Still, this is not a culture which is especially accommodating toward families, or of artists in particular. “In our society, there is no support for artists, whether you have kids or not,” says Cowlin. There are no stipends and housing allowances, as is the case in England or the Netherlands. And as art courses are eliminated from the school systems, she adds, “we’re raising generations of children who really don’t know what it is to be an artist.”
The good fortune of children who do have parents who maintain studio practices is that they see the discipline that goes into being an artist. “I’ve always made my daughters part of what I’m doing,” says Leslie Kerby. “When I had my own businesses, I took them to my office, and so when I embarked on studio work it was not completely different in terms of time. And they always participated in my life as an artist.”
Carving out what Skzrynski calls “sacred studio time” is perhaps the biggest hurdle artists face when they become new parents. “Figure out a way to get into the studio, even if it’s only for 20 minutes a day,” says Broyles. “And don’t leave your work until you feel confident you can stop at a certain point. If there’s something unresolved, it’s hard to get back into a flow.” On the plus side, when you do find the occasions to get back to the studio, your time becomes much more precious. “Knowing my kid would be home in three hours forced me to become more focused,” says Stern. “And being an artist-parent is a true test if you want to be in it for the long game.”
Even if you are not making art while raising kids, find a way to stay connected. “If you can do some kind of art-related position that puts you in touch with artists and keeps you involved with the art world,” says Cowlin, “at least your mind is still thinking along that track.”

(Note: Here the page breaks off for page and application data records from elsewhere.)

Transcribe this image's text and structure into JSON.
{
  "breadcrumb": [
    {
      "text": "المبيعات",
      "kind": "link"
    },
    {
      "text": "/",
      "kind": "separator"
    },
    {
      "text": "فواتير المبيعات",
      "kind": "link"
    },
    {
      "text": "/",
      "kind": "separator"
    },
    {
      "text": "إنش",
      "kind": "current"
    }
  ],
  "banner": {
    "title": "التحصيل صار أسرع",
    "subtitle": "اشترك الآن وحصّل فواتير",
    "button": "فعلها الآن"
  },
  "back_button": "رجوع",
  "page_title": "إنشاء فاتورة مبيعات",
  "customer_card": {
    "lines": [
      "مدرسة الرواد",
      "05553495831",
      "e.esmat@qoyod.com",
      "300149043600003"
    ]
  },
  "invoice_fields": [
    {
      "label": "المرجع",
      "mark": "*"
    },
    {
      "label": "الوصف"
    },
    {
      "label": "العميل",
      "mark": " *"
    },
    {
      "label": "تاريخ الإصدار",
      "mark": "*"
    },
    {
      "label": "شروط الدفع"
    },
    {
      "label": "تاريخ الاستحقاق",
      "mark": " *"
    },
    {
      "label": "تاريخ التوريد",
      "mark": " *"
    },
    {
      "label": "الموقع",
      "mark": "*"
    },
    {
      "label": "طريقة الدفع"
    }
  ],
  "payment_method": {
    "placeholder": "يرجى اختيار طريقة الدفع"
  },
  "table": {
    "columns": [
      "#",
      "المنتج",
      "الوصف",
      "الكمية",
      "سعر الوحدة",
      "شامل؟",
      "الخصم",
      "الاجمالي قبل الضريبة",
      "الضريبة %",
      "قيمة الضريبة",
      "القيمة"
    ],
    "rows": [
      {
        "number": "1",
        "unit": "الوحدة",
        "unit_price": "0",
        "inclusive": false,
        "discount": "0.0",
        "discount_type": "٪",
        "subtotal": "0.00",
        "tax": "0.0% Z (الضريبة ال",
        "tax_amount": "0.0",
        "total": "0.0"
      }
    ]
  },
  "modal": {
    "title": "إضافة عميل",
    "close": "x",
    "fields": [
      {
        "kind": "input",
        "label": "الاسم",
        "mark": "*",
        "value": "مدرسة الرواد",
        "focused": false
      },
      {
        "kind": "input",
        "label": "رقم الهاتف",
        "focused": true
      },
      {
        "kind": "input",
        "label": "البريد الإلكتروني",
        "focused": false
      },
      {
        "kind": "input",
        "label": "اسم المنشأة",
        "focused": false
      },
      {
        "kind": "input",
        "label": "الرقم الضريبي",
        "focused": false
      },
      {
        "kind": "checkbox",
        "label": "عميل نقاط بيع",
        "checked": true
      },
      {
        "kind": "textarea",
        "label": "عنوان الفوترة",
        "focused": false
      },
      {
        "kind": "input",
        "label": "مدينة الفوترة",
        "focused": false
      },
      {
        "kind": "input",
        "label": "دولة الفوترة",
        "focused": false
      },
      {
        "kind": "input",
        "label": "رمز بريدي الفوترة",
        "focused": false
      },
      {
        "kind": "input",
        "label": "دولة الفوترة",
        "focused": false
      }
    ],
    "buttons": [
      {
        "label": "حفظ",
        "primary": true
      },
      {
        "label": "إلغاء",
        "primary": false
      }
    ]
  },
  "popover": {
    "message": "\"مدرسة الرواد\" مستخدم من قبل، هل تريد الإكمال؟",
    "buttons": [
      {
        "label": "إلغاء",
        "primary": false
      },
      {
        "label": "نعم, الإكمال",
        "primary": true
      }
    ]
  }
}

And above all, ignore the naysayers. “I heard more than once that a real artist doesn’t have kids,” says Broyles. “You’re just ‘a housewife with a hobby.’ Don’t listen to that. You can be both a mother and an artist at the same time.”
There are many resources for mothers, perhaps even for artist-mothers, in your community (or you can start one). If you’re looking for some online help, Melissa Mohammadi recommends An Artist Residency in Motherhood, which bills itself as “a self-directed, open-source artist residency to empower and inspire mothers who are also artists.” The site contains good tips for creating a do-it-yourself “residency,” holding yourself accountable to hours and progress in the studio, and finding a mentor to see you through the difficult times.
Top: Berthe Morisot, self-portrait with her daughter, Julie (1885), oil on canvas, 28 by 36 inches